In a video released on Monday by the law firm Ayo and Iken, which represents Zimmerman, the 31-year-old said he has a clear conscience and does not believe things could have turned out differently that day in Sanford, Florida.

“I believe God has his plans, and for me to second-guess them would be hypocritical, almost blasphemous,” he said in the video.

Though steeped in religious rhetoric, Zimmerman’s analysis does not sit well with many Christians who reject the notion that God wanted Martin to die.

“It’s a theology that’s different than mine,” Rev. John Vaughn, the executive vice president of Auburn Theological Seminary, told The Huffington Post over the phone. “My theology is one of much more that's rooted in God’s love and that we have free choice and will.”

Pastor Victor Montalvo, who leads a congregation in Sanford just blocks away from where the teenager was shot, told HuffPost he believes Zimmerman should assume responsibility for his actions and repent.

“The idea that God willed for him to shoot Trayvon is absolutely ludicrous,” Montalvo said. “It’s not God’s fault that Trayvon is dead.”

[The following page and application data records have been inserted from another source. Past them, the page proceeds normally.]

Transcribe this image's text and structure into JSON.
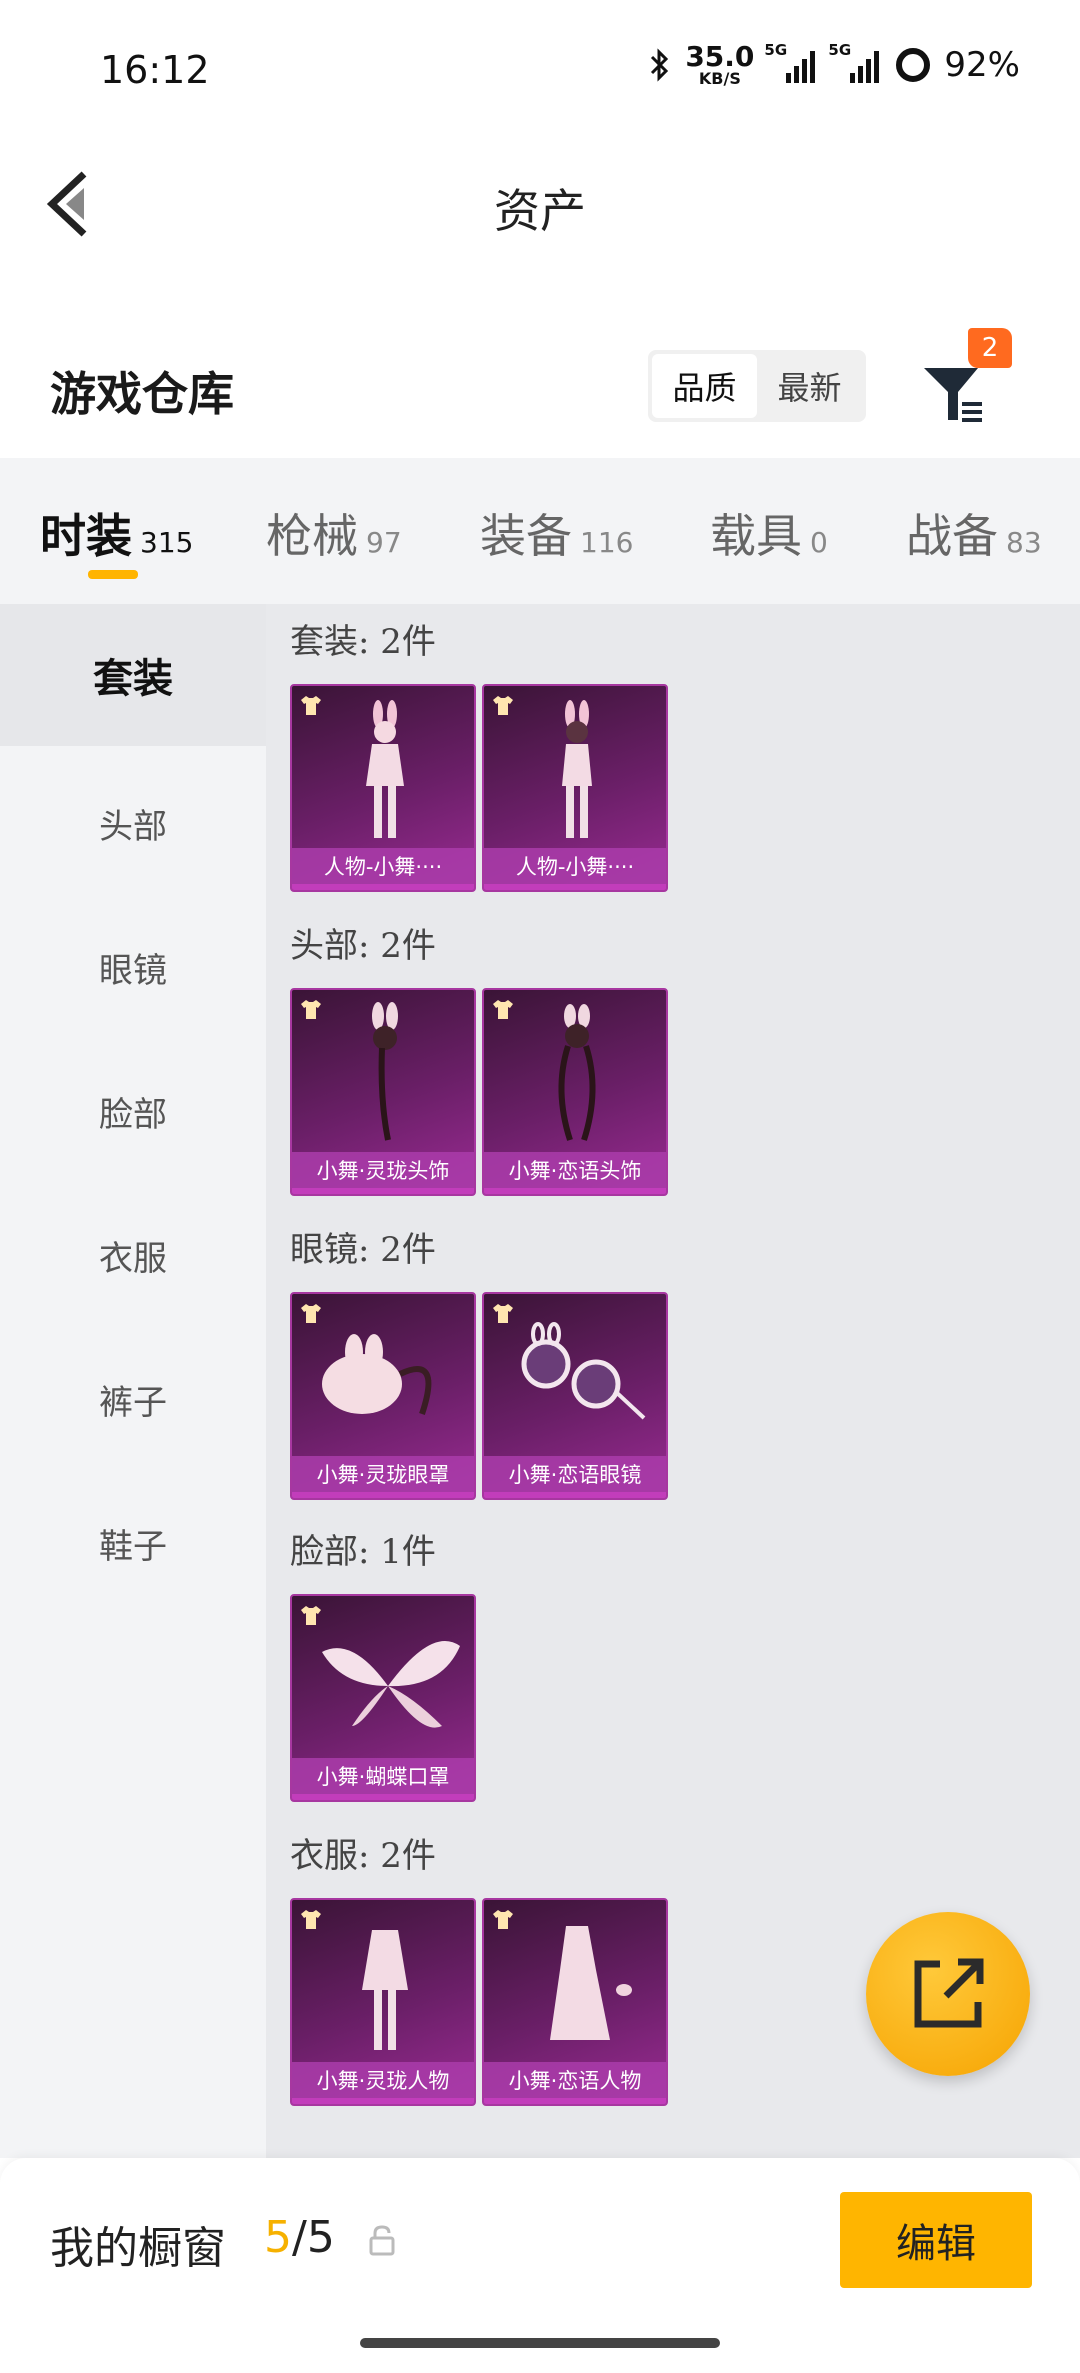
{
  "status": {
    "time": "16:12",
    "net_speed": "35.0",
    "net_unit": "KB/S",
    "signal1": "5G",
    "signal2": "5G",
    "battery": "92%"
  },
  "nav": {
    "title": "资产"
  },
  "header": {
    "title": "游戏仓库",
    "sort_options": [
      "品质",
      "最新"
    ],
    "filter_badge": "2"
  },
  "categories": [
    {
      "name": "时装",
      "count": "315"
    },
    {
      "name": "枪械",
      "count": "97"
    },
    {
      "name": "装备",
      "count": "116"
    },
    {
      "name": "载具",
      "count": "0"
    },
    {
      "name": "战备",
      "count": "83"
    }
  ],
  "sidebar": [
    "套装",
    "头部",
    "眼镜",
    "脸部",
    "衣服",
    "裤子",
    "鞋子"
  ],
  "sections": [
    {
      "title": "套装: 2件",
      "items": [
        "人物-小舞····",
        "人物-小舞····"
      ]
    },
    {
      "title": "头部: 2件",
      "items": [
        "小舞·灵珑头饰",
        "小舞·恋语头饰"
      ]
    },
    {
      "title": "眼镜: 2件",
      "items": [
        "小舞·灵珑眼罩",
        "小舞·恋语眼镜"
      ]
    },
    {
      "title": "脸部: 1件",
      "items": [
        "小舞·蝴蝶口罩"
      ]
    },
    {
      "title": "衣服: 2件",
      "items": [
        "小舞·灵珑人物",
        "小舞·恋语人物"
      ]
    }
  ],
  "showcase": {
    "label": "我的橱窗",
    "count_current": "5",
    "count_sep": "/5",
    "edit_label": "编辑"
  },
  "colors": {
    "accent": "#ffb500",
    "badge": "#ff6a1f",
    "card": "#6b1f68"
  }
}
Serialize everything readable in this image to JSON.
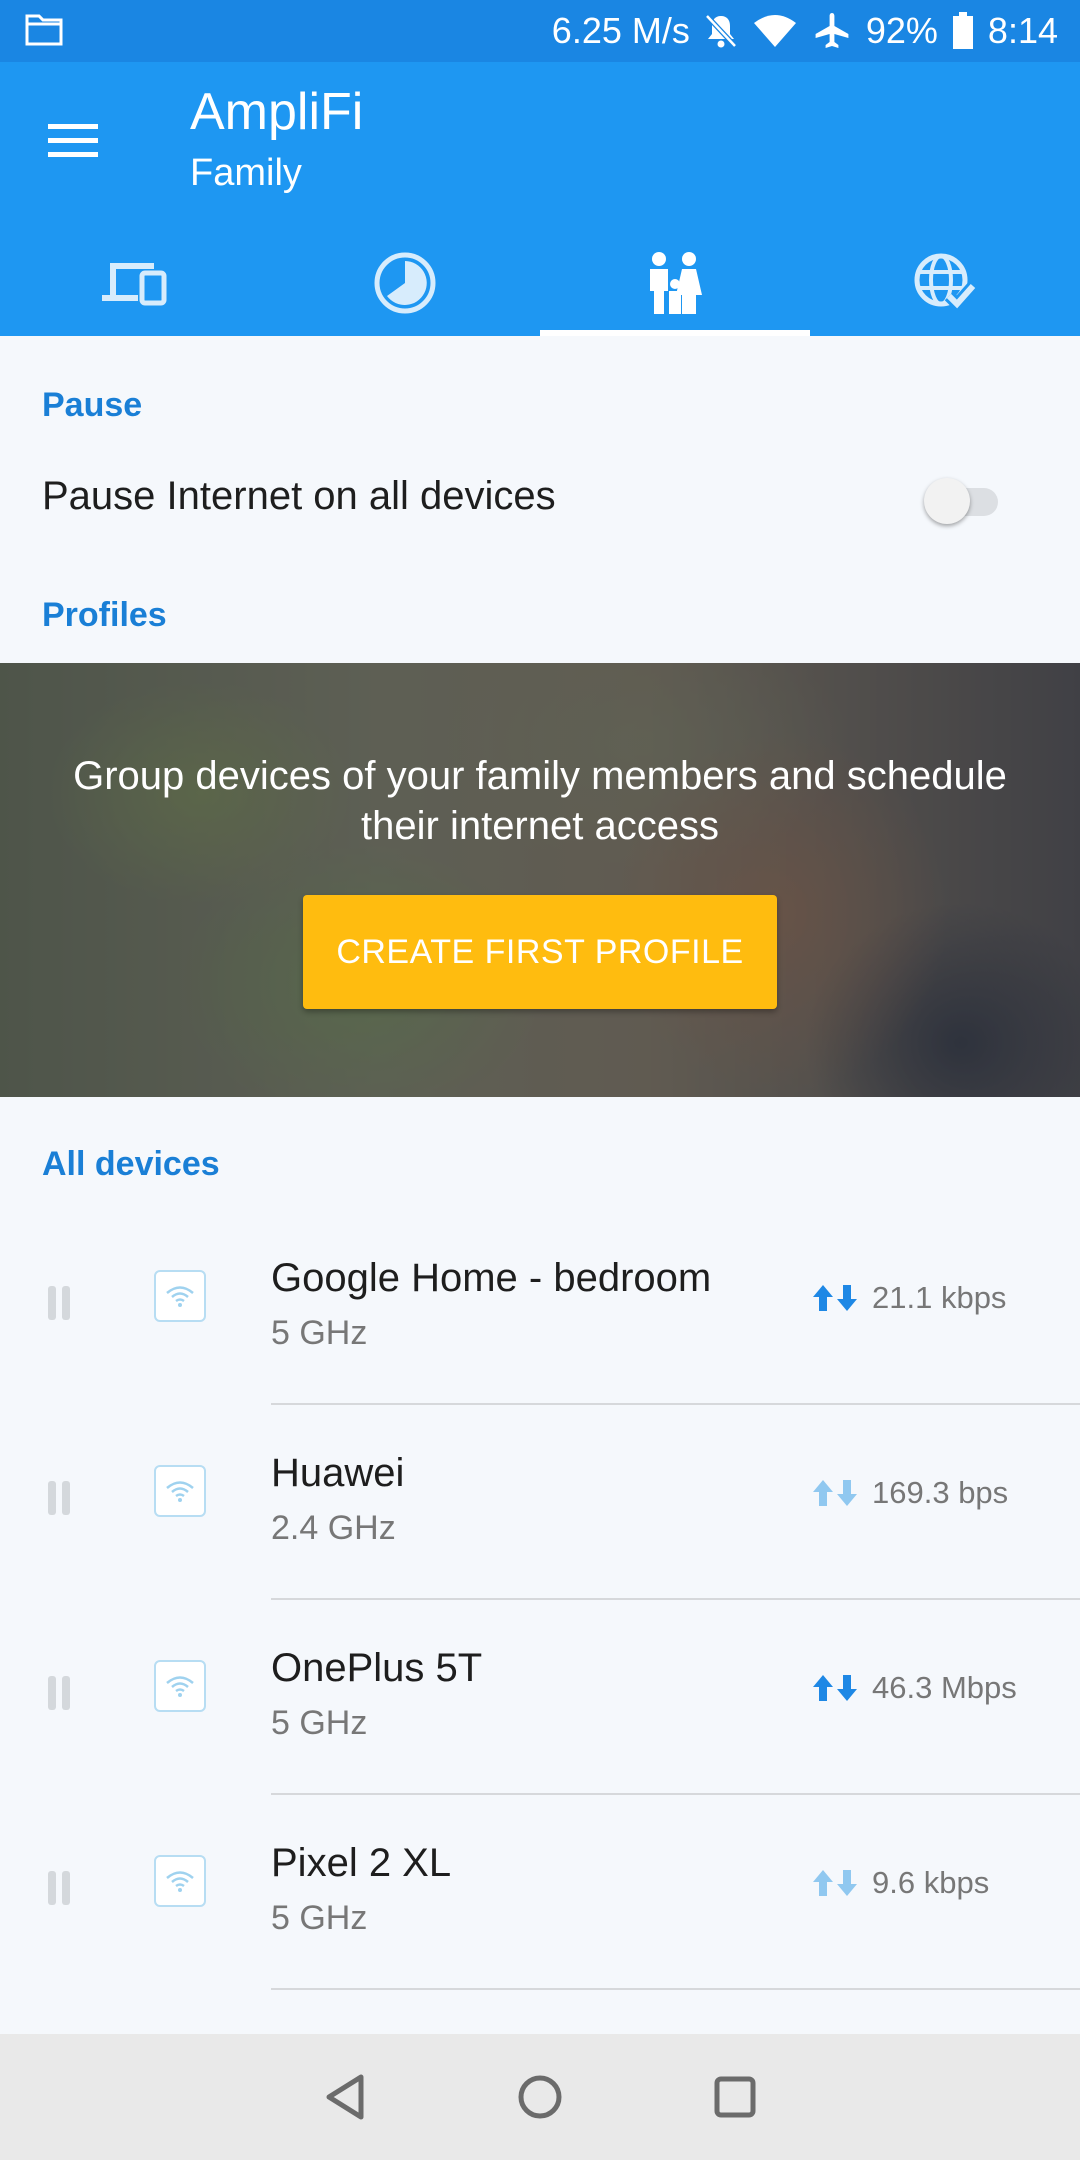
{
  "status_bar": {
    "speed": "6.25 M/s",
    "battery": "92%",
    "time": "8:14",
    "icons": [
      "folder-icon",
      "bell-off-icon",
      "wifi-icon",
      "airplane-icon",
      "battery-icon"
    ]
  },
  "app_bar": {
    "title": "AmpliFi",
    "subtitle": "Family",
    "tabs": [
      {
        "icon": "devices-icon",
        "active": false
      },
      {
        "icon": "usage-pie-icon",
        "active": false
      },
      {
        "icon": "family-icon",
        "active": true
      },
      {
        "icon": "internet-check-icon",
        "active": false
      }
    ]
  },
  "pause": {
    "header": "Pause",
    "label": "Pause Internet on all devices",
    "enabled": false
  },
  "profiles": {
    "header": "Profiles",
    "banner_text": "Group devices of your family members and schedule their internet access",
    "button": "CREATE FIRST PROFILE"
  },
  "all_devices": {
    "header": "All devices",
    "items": [
      {
        "name": "Google Home - bedroom",
        "band": "5 GHz",
        "rate": "21.1 kbps",
        "active_transfer": true
      },
      {
        "name": "Huawei",
        "band": "2.4 GHz",
        "rate": "169.3 bps",
        "active_transfer": false
      },
      {
        "name": "OnePlus 5T",
        "band": "5 GHz",
        "rate": "46.3 Mbps",
        "active_transfer": true
      },
      {
        "name": "Pixel 2 XL",
        "band": "5 GHz",
        "rate": "9.6 kbps",
        "active_transfer": false
      }
    ]
  },
  "colors": {
    "status_bar": "#1a86e3",
    "app_bar": "#1e97f2",
    "accent_text": "#1a7fd6",
    "cta": "#ffbc0f",
    "arrow_strong": "#1e88e5",
    "arrow_light": "#90c8f0"
  }
}
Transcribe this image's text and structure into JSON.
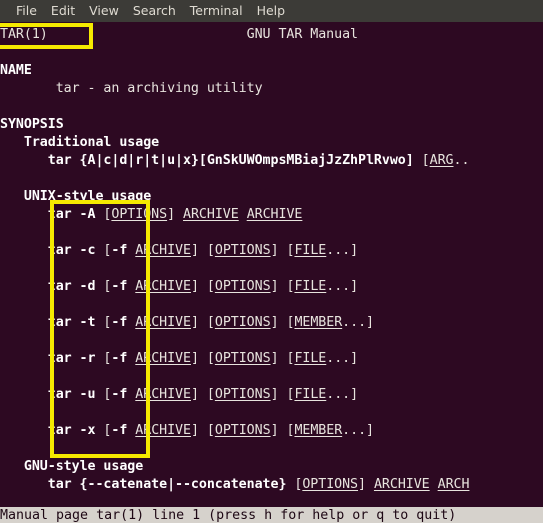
{
  "window": {
    "title": "Terminal",
    "background_color": "#2d0922",
    "foreground_color": "#e8e4de",
    "menubar_color": "#3c3b37",
    "highlight_color": "#f5ea00"
  },
  "menubar": {
    "items": [
      {
        "label": "File"
      },
      {
        "label": "Edit"
      },
      {
        "label": "View"
      },
      {
        "label": "Search"
      },
      {
        "label": "Terminal"
      },
      {
        "label": "Help"
      }
    ]
  },
  "manpage": {
    "header_left": "TAR(1)",
    "header_center": "GNU TAR Manual",
    "lines": [
      {
        "id": "l00",
        "segments": [
          {
            "t": "TAR(1)",
            "s": "plain"
          },
          {
            "t": "                         ",
            "s": "plain"
          },
          {
            "t": "GNU TAR Manual",
            "s": "plain"
          }
        ]
      },
      {
        "id": "l01",
        "segments": []
      },
      {
        "id": "l02",
        "segments": [
          {
            "t": "NAME",
            "s": "b"
          }
        ]
      },
      {
        "id": "l03",
        "segments": [
          {
            "t": "       tar - an archiving utility",
            "s": "plain"
          }
        ]
      },
      {
        "id": "l04",
        "segments": []
      },
      {
        "id": "l05",
        "segments": [
          {
            "t": "SYNOPSIS",
            "s": "b"
          }
        ]
      },
      {
        "id": "l06",
        "segments": [
          {
            "t": "   ",
            "s": "plain"
          },
          {
            "t": "Traditional usage",
            "s": "b"
          }
        ]
      },
      {
        "id": "l07",
        "segments": [
          {
            "t": "      ",
            "s": "plain"
          },
          {
            "t": "tar {A|c|d|r|t|u|x}[GnSkUWOmpsMBiajJzZhPlRvwo]",
            "s": "b"
          },
          {
            "t": " [",
            "s": "plain"
          },
          {
            "t": "ARG",
            "s": "u"
          },
          {
            "t": "..",
            "s": "plain"
          }
        ]
      },
      {
        "id": "l08",
        "segments": []
      },
      {
        "id": "l09",
        "segments": [
          {
            "t": "   ",
            "s": "plain"
          },
          {
            "t": "UNIX-style usage",
            "s": "b"
          }
        ]
      },
      {
        "id": "l10",
        "segments": [
          {
            "t": "      ",
            "s": "plain"
          },
          {
            "t": "tar -A",
            "s": "b"
          },
          {
            "t": " [",
            "s": "plain"
          },
          {
            "t": "OPTIONS",
            "s": "u"
          },
          {
            "t": "] ",
            "s": "plain"
          },
          {
            "t": "ARCHIVE",
            "s": "u"
          },
          {
            "t": " ",
            "s": "plain"
          },
          {
            "t": "ARCHIVE",
            "s": "u"
          }
        ]
      },
      {
        "id": "l11",
        "segments": []
      },
      {
        "id": "l12",
        "segments": [
          {
            "t": "      ",
            "s": "plain"
          },
          {
            "t": "tar -c",
            "s": "b"
          },
          {
            "t": " [",
            "s": "plain"
          },
          {
            "t": "-f",
            "s": "b"
          },
          {
            "t": " ",
            "s": "plain"
          },
          {
            "t": "ARCHIVE",
            "s": "u"
          },
          {
            "t": "] [",
            "s": "plain"
          },
          {
            "t": "OPTIONS",
            "s": "u"
          },
          {
            "t": "] [",
            "s": "plain"
          },
          {
            "t": "FILE",
            "s": "u"
          },
          {
            "t": "...]",
            "s": "plain"
          }
        ]
      },
      {
        "id": "l13",
        "segments": []
      },
      {
        "id": "l14",
        "segments": [
          {
            "t": "      ",
            "s": "plain"
          },
          {
            "t": "tar -d",
            "s": "b"
          },
          {
            "t": " [",
            "s": "plain"
          },
          {
            "t": "-f",
            "s": "b"
          },
          {
            "t": " ",
            "s": "plain"
          },
          {
            "t": "ARCHIVE",
            "s": "u"
          },
          {
            "t": "] [",
            "s": "plain"
          },
          {
            "t": "OPTIONS",
            "s": "u"
          },
          {
            "t": "] [",
            "s": "plain"
          },
          {
            "t": "FILE",
            "s": "u"
          },
          {
            "t": "...]",
            "s": "plain"
          }
        ]
      },
      {
        "id": "l15",
        "segments": []
      },
      {
        "id": "l16",
        "segments": [
          {
            "t": "      ",
            "s": "plain"
          },
          {
            "t": "tar -t",
            "s": "b"
          },
          {
            "t": " [",
            "s": "plain"
          },
          {
            "t": "-f",
            "s": "b"
          },
          {
            "t": " ",
            "s": "plain"
          },
          {
            "t": "ARCHIVE",
            "s": "u"
          },
          {
            "t": "] [",
            "s": "plain"
          },
          {
            "t": "OPTIONS",
            "s": "u"
          },
          {
            "t": "] [",
            "s": "plain"
          },
          {
            "t": "MEMBER",
            "s": "u"
          },
          {
            "t": "...]",
            "s": "plain"
          }
        ]
      },
      {
        "id": "l17",
        "segments": []
      },
      {
        "id": "l18",
        "segments": [
          {
            "t": "      ",
            "s": "plain"
          },
          {
            "t": "tar -r",
            "s": "b"
          },
          {
            "t": " [",
            "s": "plain"
          },
          {
            "t": "-f",
            "s": "b"
          },
          {
            "t": " ",
            "s": "plain"
          },
          {
            "t": "ARCHIVE",
            "s": "u"
          },
          {
            "t": "] [",
            "s": "plain"
          },
          {
            "t": "OPTIONS",
            "s": "u"
          },
          {
            "t": "] [",
            "s": "plain"
          },
          {
            "t": "FILE",
            "s": "u"
          },
          {
            "t": "...]",
            "s": "plain"
          }
        ]
      },
      {
        "id": "l19",
        "segments": []
      },
      {
        "id": "l20",
        "segments": [
          {
            "t": "      ",
            "s": "plain"
          },
          {
            "t": "tar -u",
            "s": "b"
          },
          {
            "t": " [",
            "s": "plain"
          },
          {
            "t": "-f",
            "s": "b"
          },
          {
            "t": " ",
            "s": "plain"
          },
          {
            "t": "ARCHIVE",
            "s": "u"
          },
          {
            "t": "] [",
            "s": "plain"
          },
          {
            "t": "OPTIONS",
            "s": "u"
          },
          {
            "t": "] [",
            "s": "plain"
          },
          {
            "t": "FILE",
            "s": "u"
          },
          {
            "t": "...]",
            "s": "plain"
          }
        ]
      },
      {
        "id": "l21",
        "segments": []
      },
      {
        "id": "l22",
        "segments": [
          {
            "t": "      ",
            "s": "plain"
          },
          {
            "t": "tar -x",
            "s": "b"
          },
          {
            "t": " [",
            "s": "plain"
          },
          {
            "t": "-f",
            "s": "b"
          },
          {
            "t": " ",
            "s": "plain"
          },
          {
            "t": "ARCHIVE",
            "s": "u"
          },
          {
            "t": "] [",
            "s": "plain"
          },
          {
            "t": "OPTIONS",
            "s": "u"
          },
          {
            "t": "] [",
            "s": "plain"
          },
          {
            "t": "MEMBER",
            "s": "u"
          },
          {
            "t": "...]",
            "s": "plain"
          }
        ]
      },
      {
        "id": "l23",
        "segments": []
      },
      {
        "id": "l24",
        "segments": [
          {
            "t": "   ",
            "s": "plain"
          },
          {
            "t": "GNU-style usage",
            "s": "b"
          }
        ]
      },
      {
        "id": "l25",
        "segments": [
          {
            "t": "      ",
            "s": "plain"
          },
          {
            "t": "tar {--catenate|--concatenate}",
            "s": "b"
          },
          {
            "t": " [",
            "s": "plain"
          },
          {
            "t": "OPTIONS",
            "s": "u"
          },
          {
            "t": "] ",
            "s": "plain"
          },
          {
            "t": "ARCHIVE",
            "s": "u"
          },
          {
            "t": " ",
            "s": "plain"
          },
          {
            "t": "ARCH",
            "s": "u"
          }
        ]
      }
    ]
  },
  "statusbar": {
    "text": "Manual page tar(1) line 1 (press h for help or q to quit)"
  },
  "annotations": [
    {
      "name": "highlight-box-tar-title",
      "target": "TAR(1)"
    },
    {
      "name": "highlight-box-unix-style-commands",
      "target": "tar -A/-c/-d/-t/-r/-u/-x"
    }
  ]
}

Montalvo said that for weeks after the shooting, he drove by memorials on the side of the road. His church is diverse, with no racial or ethnic group comprising more than 35 percent of the congregation, he said.

“As a multiethnic church, it’s easy for us to take for granted our multiethnicity and our celebration of diversity,” the pastor said.

Montalvo said the shooting brought to the forefront “seething” racial tensions that have existed in Sanford for generations. But, he added, it also has provided Christians with an opportunity to “stand in humility” and work to restore their communities. And this is where Zimmerman’s statement on Monday breaks down for the pastor.

“God can use even the worst situations,” he said. “But when you talk about the will of God, you talk about the desire of God," and it's not right to say that God would want this death.

“That God somehow wanted Trayvon to be shot and killed ... We don’t see that in Jesus,” Montalvo said.

Vaughn brought up one of the most-repeated phrases in the holy text: "Be not afraid." He said the "stand your ground" law in Florida -- which allows a person to use deadly force in self-defense when faced with a perceived threat -- is based on the presumption of guilt before innocence and encourages people to act out of fear, just as Zimmerman did that fateful day.

As a father of two young African-American boys, Vaughn said he is worried about the precedent the Zimmerman case sets.

“The fact that this could be one of my sons walking down the street who’s assumed to be guilty before proven innocent greatly concerns me,” he said.

The reverend said he is optimistic that faith communities will continue working toward greater equality and safety for all people -- but the theology at the heart of this work needs to be one of love.

“The church has done some poor things and the church has done some incredible things,” he said. “It’s important that people of faith and moral commitment continue to step up, continue to push for change, continue to be building bridges with police communities, with law enforcement, with a range of leaders and reaching out to communities like the community Mr. Zimmerman might represent to create more substantive relationships and dialogue to do something to change the tide.”



The World's 50 Most Unusual Churches